The main objective of the creation of the LDCF was focused particularly on the needs of the national adaptation programs of actions (NAPA’s) of the least developed countries under the umbrella of the UNFCCC back in COP7 in Marrakesh. Since its inception, the fund had received a total of $1.1 billion worth of contributions from 25 developed countries.

The SCCF, on the other hand, received relatively smaller contributions, totaling $351 million from 15 developed countries. Under the SCCF, funding has been given for the management of disaster risks, the management of coastal zones as well as enhancement of infrastructure resilience.

The central element of climate change from the outset has been channeled with dedicated funds in the form of the GEF and Least Developed Country Fund and Special Climate Change Fund administered within the framework. However, many developing countries have become critical of the GEF over the years because developed countries have been dominant in its management. The search for a new institutional framework paved the way for the establishment of a new organization in 2010, the Green Climate Fund (GCF). Along with the GEF, the GCF has become the second financial mechanism through which climate funding will be operated under the UNFCCC. 

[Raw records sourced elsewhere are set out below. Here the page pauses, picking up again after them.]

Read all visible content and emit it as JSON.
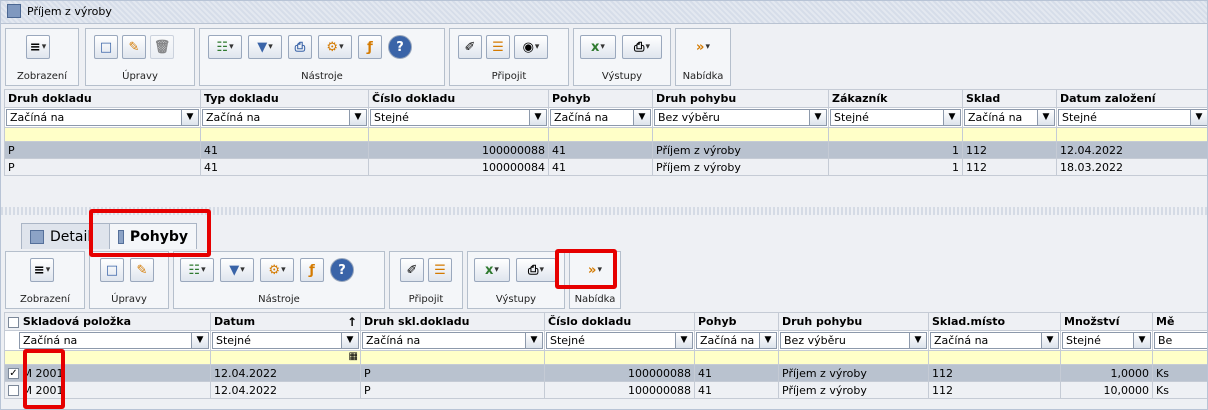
{
  "window": {
    "title": "Příjem z výroby"
  },
  "top_toolbar": {
    "groups": [
      {
        "caption": "Zobrazení"
      },
      {
        "caption": "Úpravy"
      },
      {
        "caption": "Nástroje"
      },
      {
        "caption": "Připojit"
      },
      {
        "caption": "Výstupy"
      },
      {
        "caption": "Nabídka"
      }
    ]
  },
  "top_grid": {
    "columns": [
      "Druh dokladu",
      "Typ dokladu",
      "Číslo dokladu",
      "Pohyb",
      "Druh pohybu",
      "Zákazník",
      "Sklad",
      "Datum založení"
    ],
    "filters": [
      "Začíná na",
      "Začíná na",
      "Stejné",
      "Začíná na",
      "Bez výběru",
      "Stejné",
      "Začíná na",
      "Stejné"
    ],
    "rows": [
      [
        "P",
        "41",
        "100000088",
        "41",
        "Příjem z výroby",
        "1",
        "112",
        "12.04.2022"
      ],
      [
        "P",
        "41",
        "100000084",
        "41",
        "Příjem z výroby",
        "1",
        "112",
        "18.03.2022"
      ]
    ]
  },
  "tabs": {
    "detail": "Detail",
    "pohyby": "Pohyby"
  },
  "bottom_toolbar": {
    "groups": [
      {
        "caption": "Zobrazení"
      },
      {
        "caption": "Úpravy"
      },
      {
        "caption": "Nástroje"
      },
      {
        "caption": "Připojit"
      },
      {
        "caption": "Výstupy"
      },
      {
        "caption": "Nabídka"
      }
    ]
  },
  "bottom_grid": {
    "columns": [
      "Skladová položka",
      "Datum",
      "Druh skl.dokladu",
      "Číslo dokladu",
      "Pohyb",
      "Druh pohybu",
      "Sklad.místo",
      "Množství",
      "Mě"
    ],
    "filters": [
      "Začíná na",
      "Stejné",
      "Začíná na",
      "Stejné",
      "Začíná na",
      "Bez výběru",
      "Začíná na",
      "Stejné",
      "Be"
    ],
    "rows": [
      {
        "checked": "✓",
        "cells": [
          "M 2001",
          "12.04.2022",
          "P",
          "100000088",
          "41",
          "Příjem z výroby",
          "112",
          "1,0000",
          "Ks"
        ]
      },
      {
        "checked": "",
        "cells": [
          "M 2001",
          "12.04.2022",
          "P",
          "100000088",
          "41",
          "Příjem z výroby",
          "112",
          "10,0000",
          "Ks"
        ]
      }
    ]
  },
  "colors": {
    "highlight": "#e60000",
    "selected_row": "#b9c2cf",
    "filter_row": "#ffffc8"
  }
}
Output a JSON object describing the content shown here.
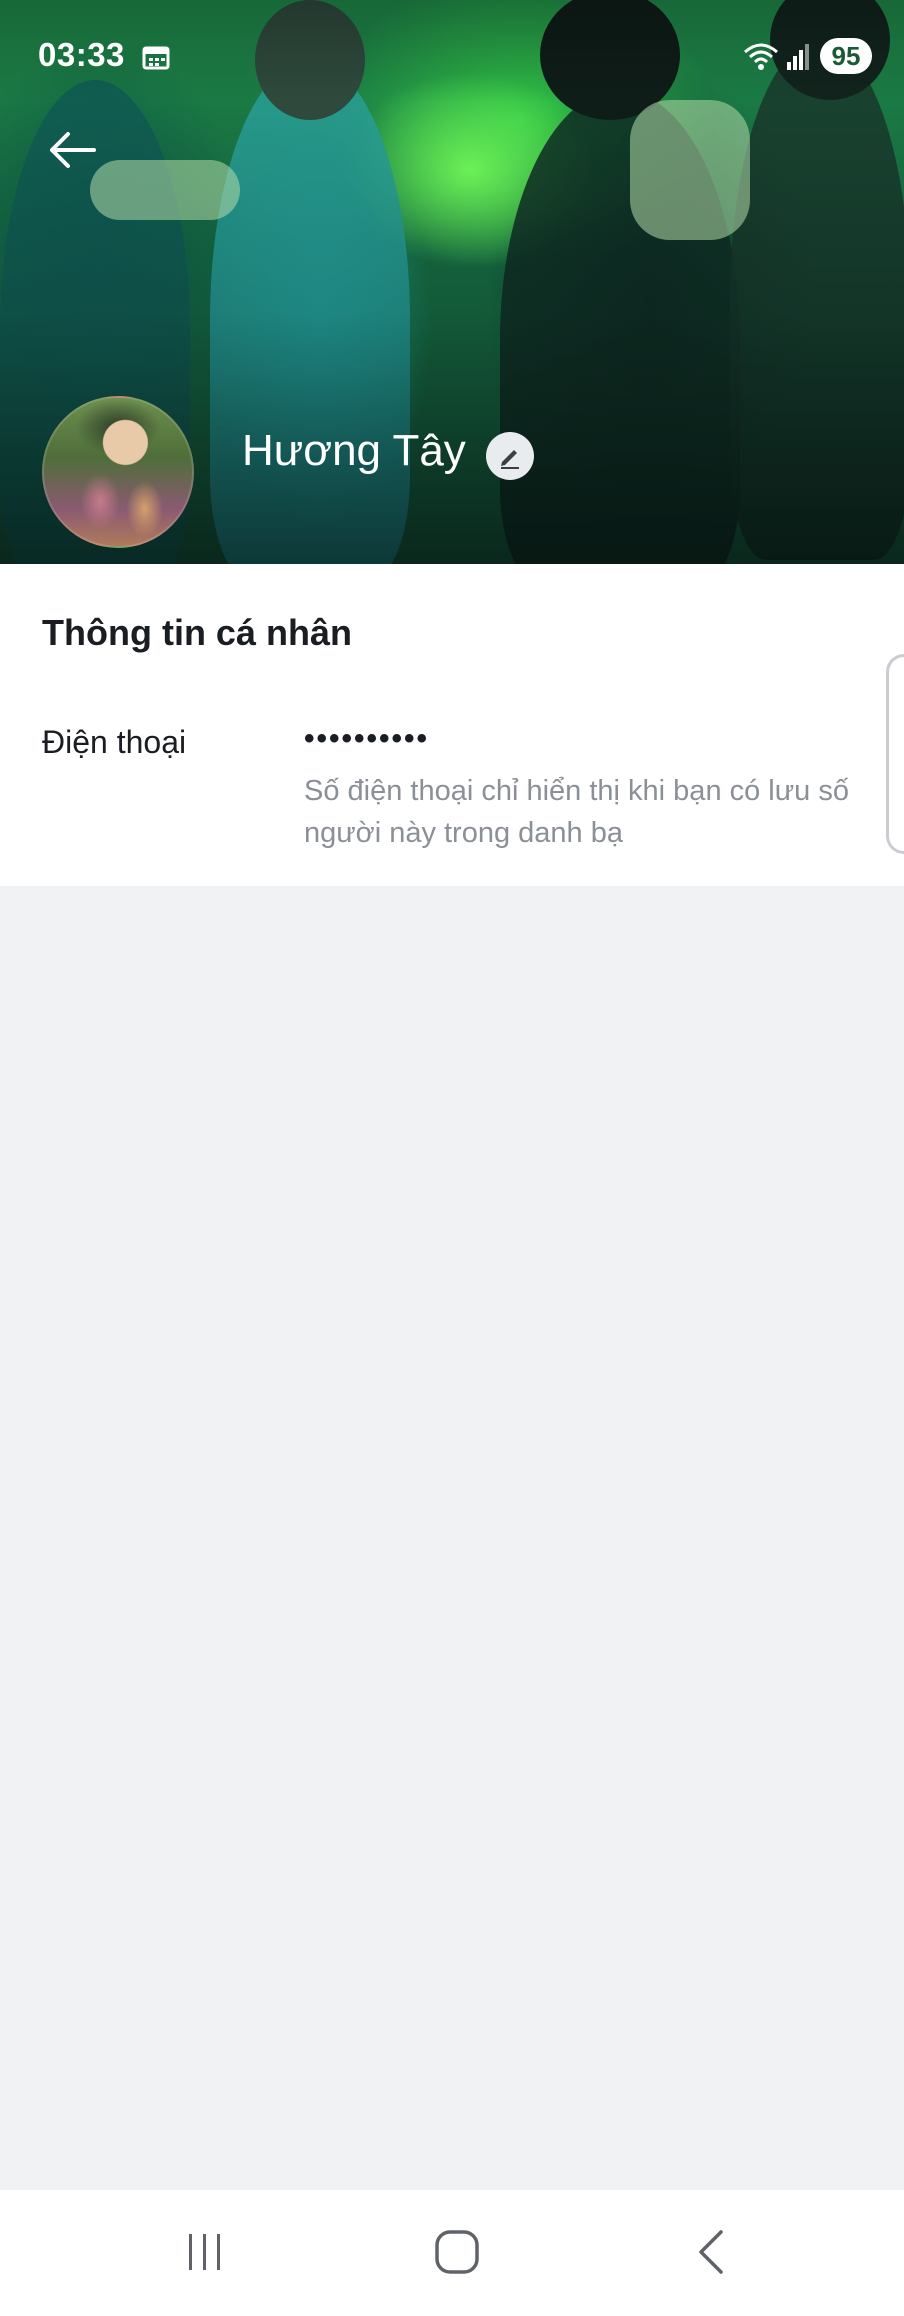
{
  "status_bar": {
    "time": "03:33",
    "battery": "95",
    "icons": [
      "calendar-icon",
      "wifi-icon",
      "signal-icon",
      "battery-icon"
    ]
  },
  "header": {
    "back_icon": "arrow-left-icon",
    "profile_name": "Hương Tây",
    "edit_icon": "pencil-icon"
  },
  "personal_info": {
    "title": "Thông tin cá nhân",
    "phone": {
      "label": "Điện thoại",
      "value": "••••••••••",
      "note": "Số điện thoại chỉ hiển thị khi bạn có lưu số người này trong danh bạ"
    }
  },
  "navigation": {
    "recent_apps_icon": "recent-apps-icon",
    "home_icon": "home-icon",
    "back_icon": "back-icon"
  },
  "colors": {
    "page_background": "#f1f2f4",
    "card_background": "#ffffff",
    "primary_text": "#1a1d21",
    "secondary_text": "#8a9096",
    "status_accent": "#1b5a37"
  }
}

Although little tangible progress has been made in the climate financing since the formation of the GCF, by mobilizing public and private finance at the national and international level, the Fund received contributions that have capitalized $10.3 billion. To promote low-emissions growth and climate resistant-based technological development, the GCF also gives support to private sector facilities for their adaptation and mitigation policies. The fund also supports activities such as technological development, and capacity building for carbon capture and storage. The headquarters of the fund is based in South Korea and is represented by a Board, whose representatives originate equally from both developed and developing countries. The GCF began to fund programs as early as 2015 and up to today, $2.3 billion was pledged to the program, which can be accessed through UN agencies.

Following the relative incompetence of the GEF’ fund management experience, several developing countries took initiatives to move further away from the dominance of developed countries role in international climate funding. The Indonesian Climate Change Fund and Brazil’s Amazon Fund are some examples of these nationally formed climate change funds.

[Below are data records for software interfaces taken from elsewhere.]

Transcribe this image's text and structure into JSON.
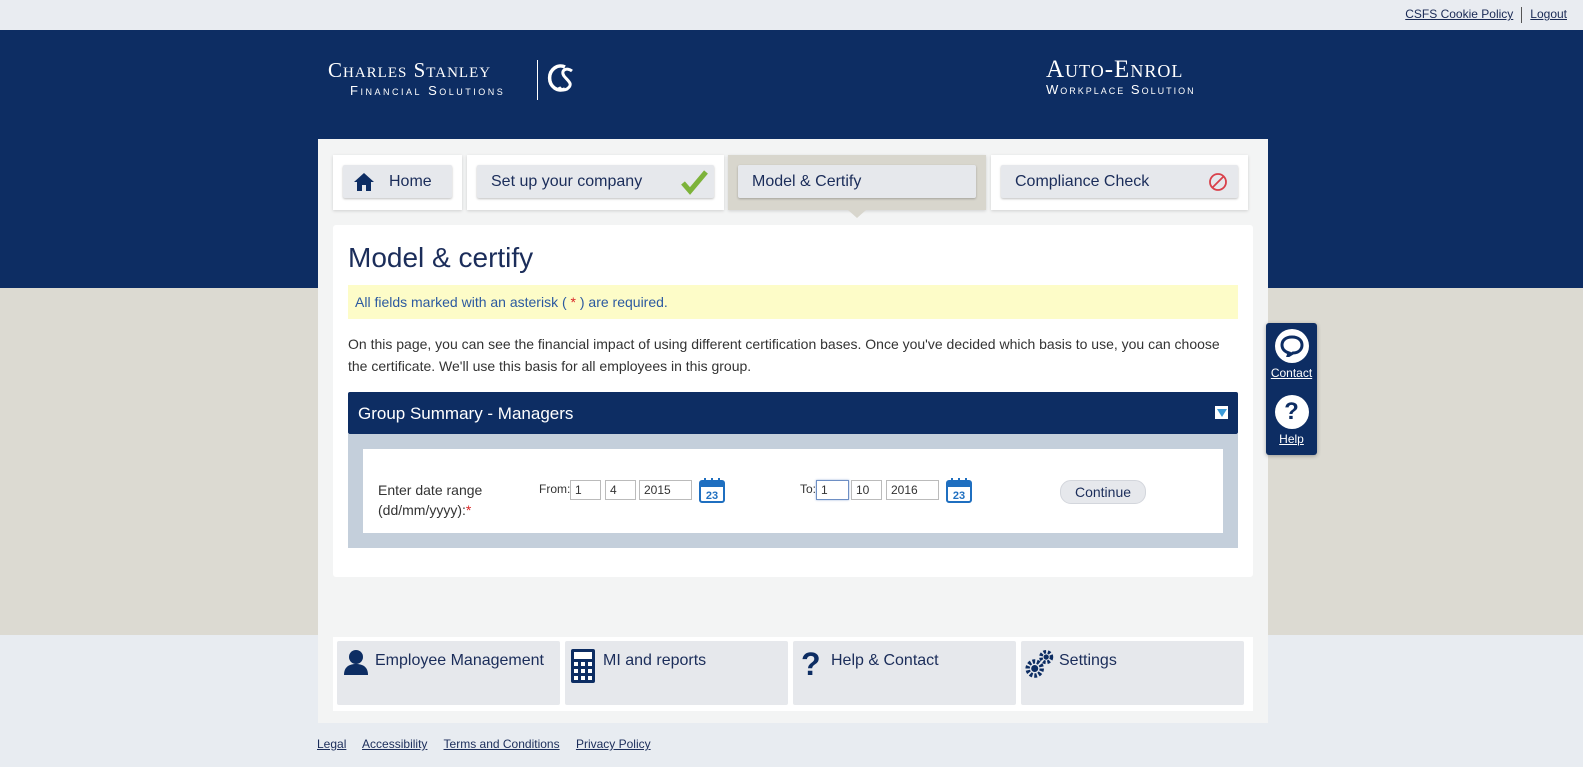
{
  "top_links": {
    "cookie_policy": "CSFS Cookie Policy",
    "logout": "Logout"
  },
  "brand": {
    "left_line1": "Charles Stanley",
    "left_line2": "Financial Solutions",
    "right_line1": "Auto-Enrol",
    "right_line2": "Workplace Solution"
  },
  "tabs": [
    {
      "label": "Home",
      "icon": "home-icon"
    },
    {
      "label": "Set up your company",
      "icon": "checkmark-icon"
    },
    {
      "label": "Model & Certify",
      "icon": "",
      "active": true
    },
    {
      "label": "Compliance Check",
      "icon": "prohibited-icon"
    }
  ],
  "page": {
    "title": "Model & certify",
    "notice_prefix": "All fields marked with an asterisk ( ",
    "notice_star": "*",
    "notice_suffix": " ) are required.",
    "intro": "On this page, you can see the financial impact of using different certification bases. Once you've decided which basis to use, you can choose the certificate. We'll use this basis for all employees in this group."
  },
  "group": {
    "title": "Group Summary - Managers",
    "date_label_line1": "Enter date range",
    "date_label_line2": "(dd/mm/yyyy):",
    "required_star": "*",
    "from_label": "From:",
    "from_day": "1",
    "from_month": "4",
    "from_year": "2015",
    "to_label": "To:",
    "to_day": "1",
    "to_month": "10",
    "to_year": "2016",
    "calendar_day": "23",
    "continue_label": "Continue"
  },
  "side_widget": {
    "contact": "Contact",
    "help": "Help"
  },
  "bottom_nav": [
    {
      "label": "Employee Management",
      "icon": "person-icon"
    },
    {
      "label": "MI and reports",
      "icon": "calculator-icon"
    },
    {
      "label": "Help & Contact",
      "icon": "question-icon"
    },
    {
      "label": "Settings",
      "icon": "gears-icon"
    }
  ],
  "footer": {
    "legal": "Legal",
    "accessibility": "Accessibility",
    "terms": "Terms and Conditions",
    "privacy": "Privacy Policy"
  },
  "colors": {
    "navy": "#0d2d63",
    "beige": "#dcdad2",
    "notice_bg": "#fdfcc8",
    "check_green": "#7db33a",
    "prohibit_red": "#d9404a"
  }
}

Even the establishment of the GCF has not yet been able to shake off major criticism directed at climate financing. One of the major challenges is in the low access to the fund, which is not helped with the unexpectedly lengthy accreditation process that is also mired in bureaucracy.

Appropriate access to funds requires a fully-fledged, nationally designated authority that is responsible for delivering mitigation as well as adaptation policies.  The authority should have an independent committee responsible for planning projects to fight against climate change and should submit relevant guidelines. Furthermore, the authority needs to comply with the GCF’s gender policy and fiduciary standards.

To combat the hazardous impact of climate change and take up the challenges of mitigation and adaptation policies, the establishment of a variety of funds would be expedient. However, having easily applicable accreditation policies is perhaps just as important as the fund itself in achieving more effective results. However, wise counsel for the least developed countries in garnering experience to operate effectively to benefit from climate financing tools, along with developed countries that resist the simplification of the current complex legislation, would be beneficial.

- Opinions expressed in this piece are the author’s own and do not necessarily reflect Anadolu Agency's editorial policy.

08 May,2017